August 28, 2018
Fernie Arena Tragedy Identifies Three Contributing Factors
TORONTO, August 28, 2018
The recent release of a report by Technical Safety British Columbia (TSBC) regarding the October 17, 2017 Fernie Arena refrigeration plant tragedy, that resulted in three fatalities has shed light on key contributing factors associated with the incident including: i) Failure of refrigeration system equipment ii) Operational decisions that contributed to the incident, and iii) Impact of inadequate ventilation and discharge systems following the incident.
Since the Fernie accident, ORFA staff have been contacted by different news media who wanted to focus on the hazards of ammonia and how it relates to worker and user safety. The question of why communities use this “dangerous” refrigerant is answered with “because it is efficient and operationally cost-effective, which is something that all plant owners desire”. The ORFA has further shared, but has not always been reported, that these ammonia risks and hazards are no greater than any other refrigerant and the risk is greatly reduced by various safety control devices, mechanisms and competent staff. The ORFA has carefully reviewed the TSBC findings to ensure that ORFA articles, guidelines and best practice documents, and training courses all provide better awareness of this tragic event.
The ORFA continues to provide leadership and guidance to the recreation sector on how best to reduce the potential for a similar or other potential refrigeration plant malfunction. However, avoidance also rests with internal stakeholders. The ORFA reminds of the importance of reviewing several key regulatory refrigeration documents for current compliance: the Boiler and Pressure Vessels Act (BPV) focuses on plant equipment, while the Operating Engineers Regulation (OER) directs the human operation of the plant. The Canadian Standards Association B-52 Mechanical Refrigeration Code (MRC), which is referenced several times in the TSBC Fernie report, supports both the BPV and OER by providing additional, detailed information on plant equipment and safety systems. The Ontario Occupational Health and Safety Act (OHSA) further directs plant owners in understanding worker safety. Specifically, section “25 (2) (h) states that the employer must “take every precaution reasonable in the circumstances for the protection of a worker”. Given that many of Ontario’s refrigeration plants are over 50 years of age, and that they were designed and constructed to older versions of the BPV, OER and MRC, the ORFA recommends that refrigeration plant owners compare how the existing refrigeration plant rates when compared to current Regulations, Codes and Acts and to be diligent in recommending upgrades to existing operations, design and construction standards as part of an ongoing life-cycle management plan.

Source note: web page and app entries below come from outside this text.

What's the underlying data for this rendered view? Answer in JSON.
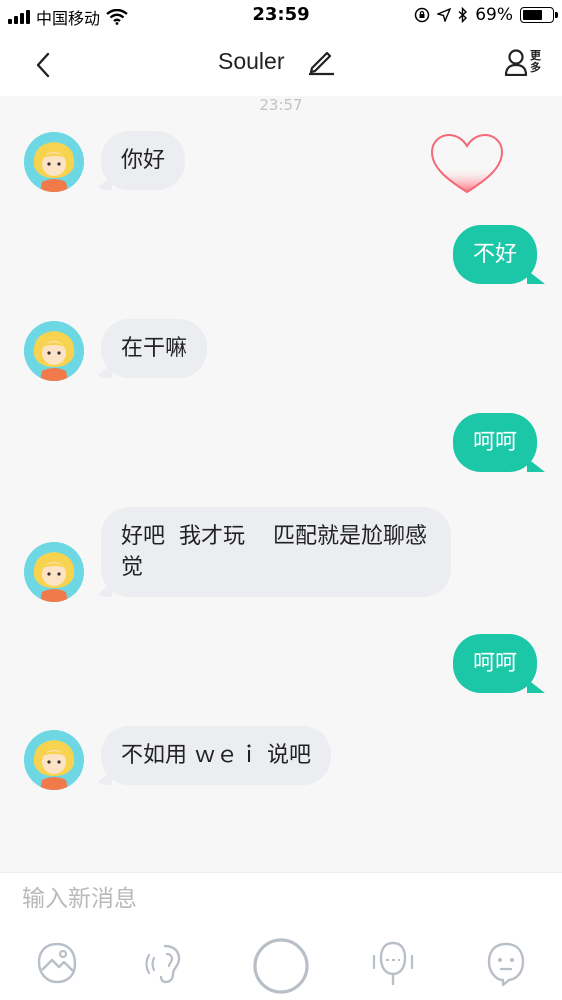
{
  "status_bar": {
    "carrier": "中国移动",
    "time": "23:59",
    "battery_percent": "69%",
    "battery_level": 0.69
  },
  "nav": {
    "title": "Souler",
    "more_label": "更多",
    "back_icon": "chevron-left-icon",
    "edit_icon": "pencil-icon",
    "more_icon": "user-icon"
  },
  "chat": {
    "timestamp": "23:57",
    "messages": [
      {
        "side": "in",
        "text": "你好"
      },
      {
        "side": "out",
        "text": "不好"
      },
      {
        "side": "in",
        "text": "在干嘛"
      },
      {
        "side": "out",
        "text": "呵呵"
      },
      {
        "side": "in",
        "text": "好吧  我才玩    匹配就是尬聊感觉"
      },
      {
        "side": "out",
        "text": "呵呵"
      },
      {
        "side": "in",
        "text": "不如用 ｗｅｉ 说吧"
      }
    ]
  },
  "input": {
    "placeholder": "输入新消息"
  },
  "toolbar": {
    "items": [
      "image-icon",
      "voice-icon",
      "record-button-icon",
      "mic-icon",
      "emoji-icon"
    ]
  },
  "colors": {
    "accent": "#1cc7a8",
    "incoming_bubble": "#ebedf0",
    "chat_background": "#f7f7f7"
  }
}
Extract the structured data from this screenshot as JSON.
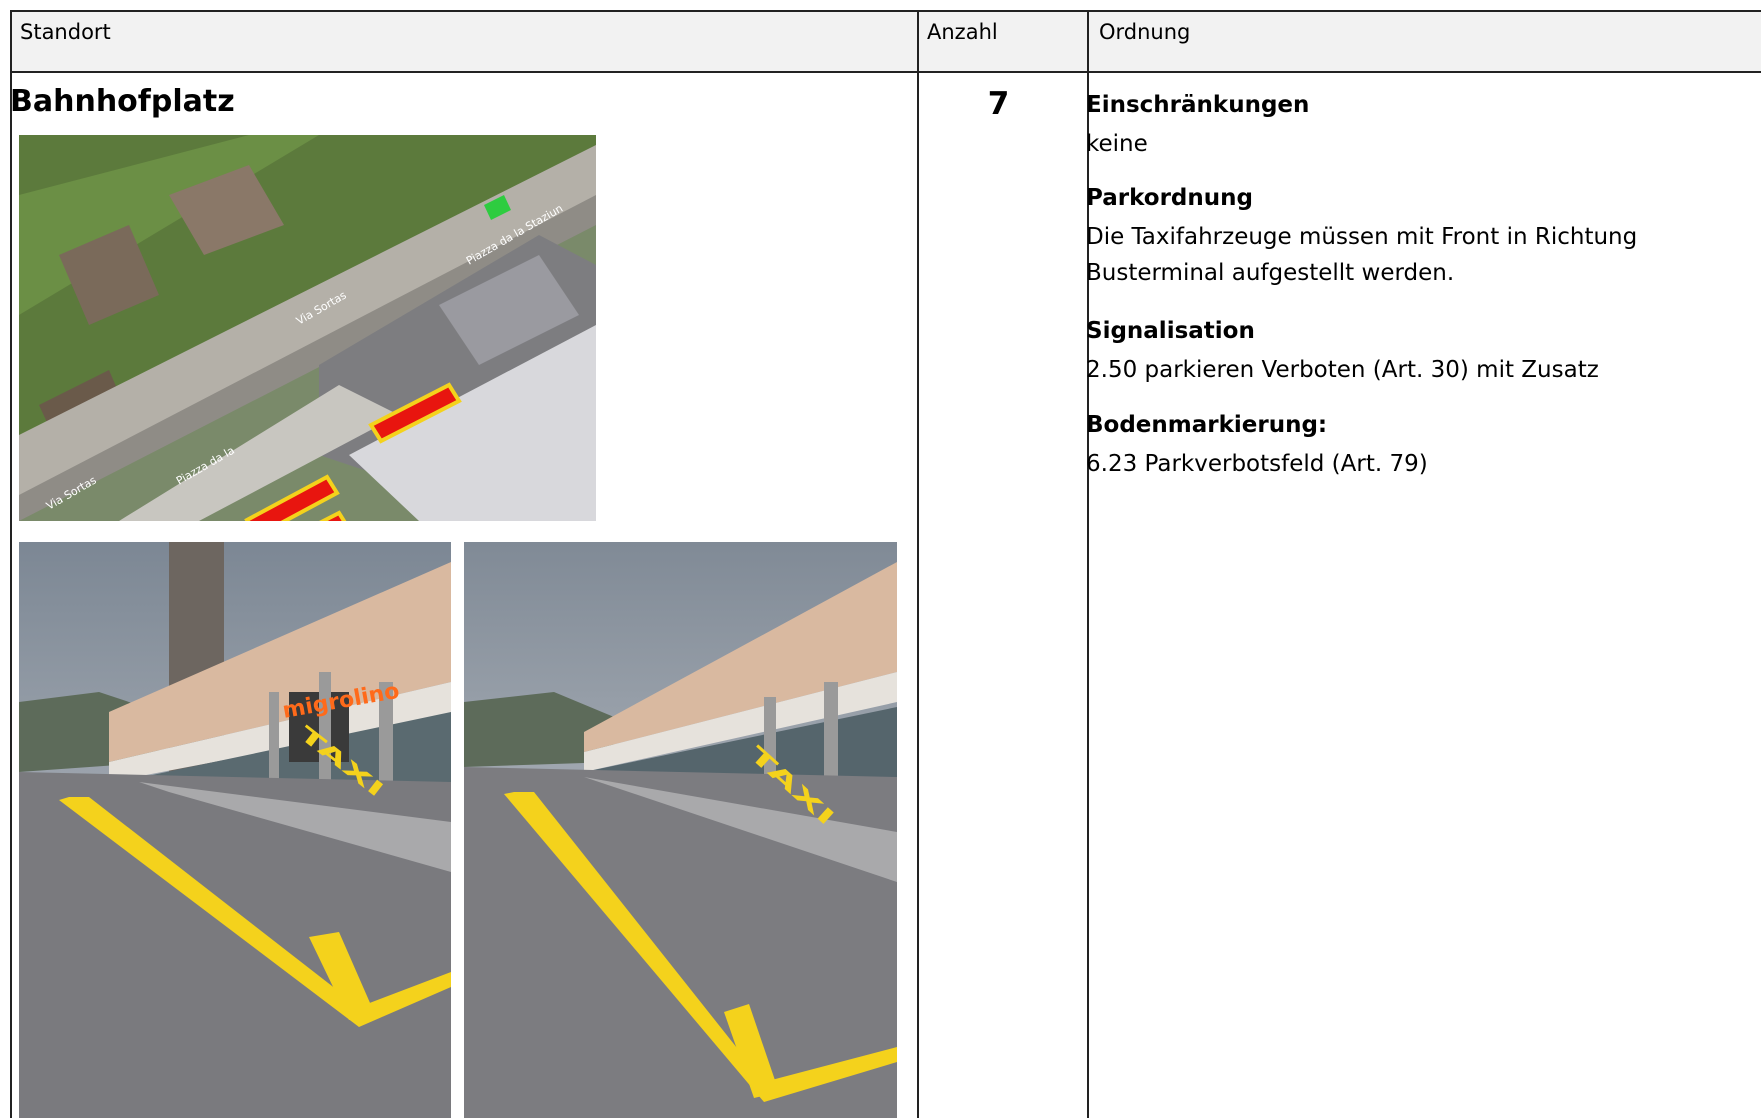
{
  "table": {
    "headers": {
      "location": "Standort",
      "count": "Anzahl",
      "order": "Ordnung"
    }
  },
  "entry": {
    "location": "Bahnhofplatz",
    "count": "7",
    "sections": [
      {
        "heading": "Einschränkungen",
        "text": "keine"
      },
      {
        "heading": "Parkordnung",
        "text": "Die Taxifahrzeuge müssen mit Front in Richtung Busterminal aufgestellt werden."
      },
      {
        "heading": "Signalisation",
        "text": "2.50 parkieren Verboten (Art. 30) mit Zusatz"
      },
      {
        "heading": "Bodenmarkierung:",
        "text": "6.23 Parkverbotsfeld (Art. 79)"
      }
    ]
  },
  "aerial": {
    "street_labels": [
      "Via Sortas",
      "Via Sortas",
      "Piazza da la",
      "Piazza da la Staziun"
    ]
  },
  "photo1": {
    "shop_sign": "migrolino",
    "marking": "TAXI"
  },
  "photo2": {
    "marking": "TAXI"
  },
  "colors": {
    "marking_yellow": "#f4d21c",
    "taxi_zone_red": "#e8150f",
    "header_bg": "#f2f2f2"
  }
}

Change starts by collecting and sharing real time data. As recreation facility professionals this is a key responsibility to ensure user and worker safety. Knowing what equipment you have, and what condition it is in, is fundamental to operational due diligence. For more information or resources to support safe refrigeration operations - refer to: http://orfa.com/resourcecentre